What is a Cookie Worth?



Tracking a user’s online browsing behavior to target her with relevant ads has become pervasive. There is an ongoing debate about the value of such tracking and the associated loss of privacy experienced by users. We inform this debate by quantifying the value of using different kinds of potentially privacy-intrusive information in targeted advertising. We find that using increasingly privacy-intrusive information increases the accuracy of prediction of purchases, but at a decreasing rate. We also find that targeted advertising is effective in increasing purchase probability and that this effect increases with the baseline purchase probability of a user. Finally, we simulate different privacy policy regimes by restricting different kinds of user information from being used for targeted advertising and quantify the impact such restrictions have on sales. We find that using privacy-intrusive user information can increase ad effectiveness by over 30% compared to random targeting. Using temporal information such as time spent by a user on an advertiser’s website and time period since last visit increase ad effectiveness by over 20%. Other privacy-intrusive information, such as time spent on different types of product pages or number of unique products searched do not increase ad effectiveness significantly.
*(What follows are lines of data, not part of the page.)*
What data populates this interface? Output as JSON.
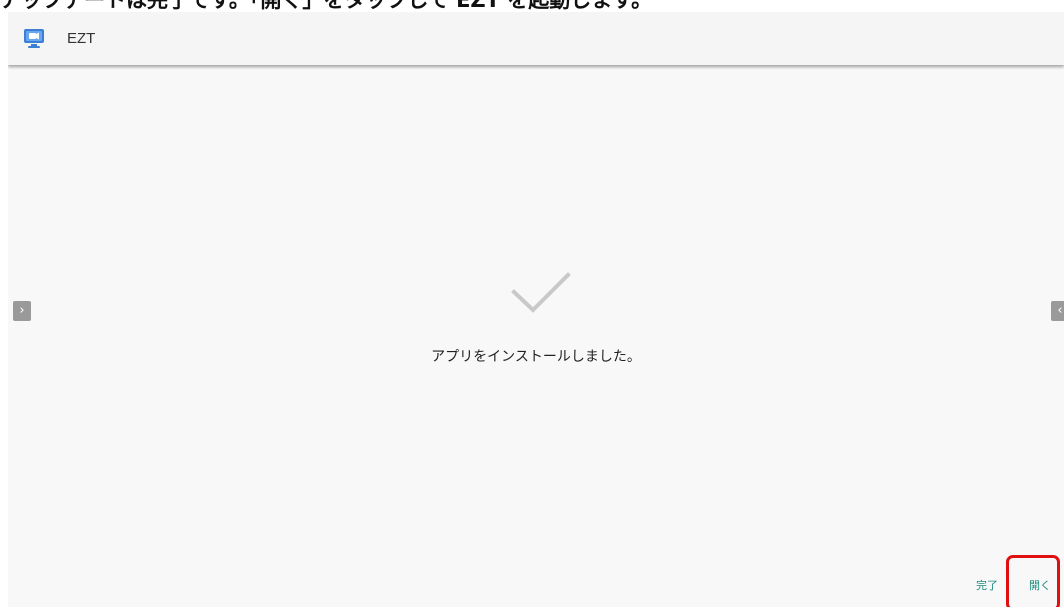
{
  "caption": "アップデートは完了です。「開く」をタップして EZT を起動します。",
  "app": {
    "name": "EZT",
    "icon": "monitor-app-icon"
  },
  "nav": {
    "prev_icon": "chevron-right-icon",
    "next_icon": "chevron-left-icon"
  },
  "status": {
    "icon": "checkmark-icon",
    "message": "アプリをインストールしました。"
  },
  "actions": {
    "done_label": "完了",
    "open_label": "開く"
  },
  "colors": {
    "accent": "#1e8a7e",
    "highlight": "#e01010",
    "background": "#f8f8f8"
  }
}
Rahul Telang is Professor of Information Systems and Management at the Heinz College, Carnegie Mellon University. He also holds a courtesy appointment at the Tepper School of Business. He received his PhD from the Tepper School of Business. Prof Telang’s key research interests are in economics of digitization with particular focus on copyright and intellectual property, and in information security and privacy.  His work has appeared in many top journals and conferences, and has received funding from NSF, NSA and many industry partners. He holds senior editorial position in many top journals. He co-directs a large center called IDEA (Initiative for Digital Entertainment Analytics) which studies the issue of technology and copyrights.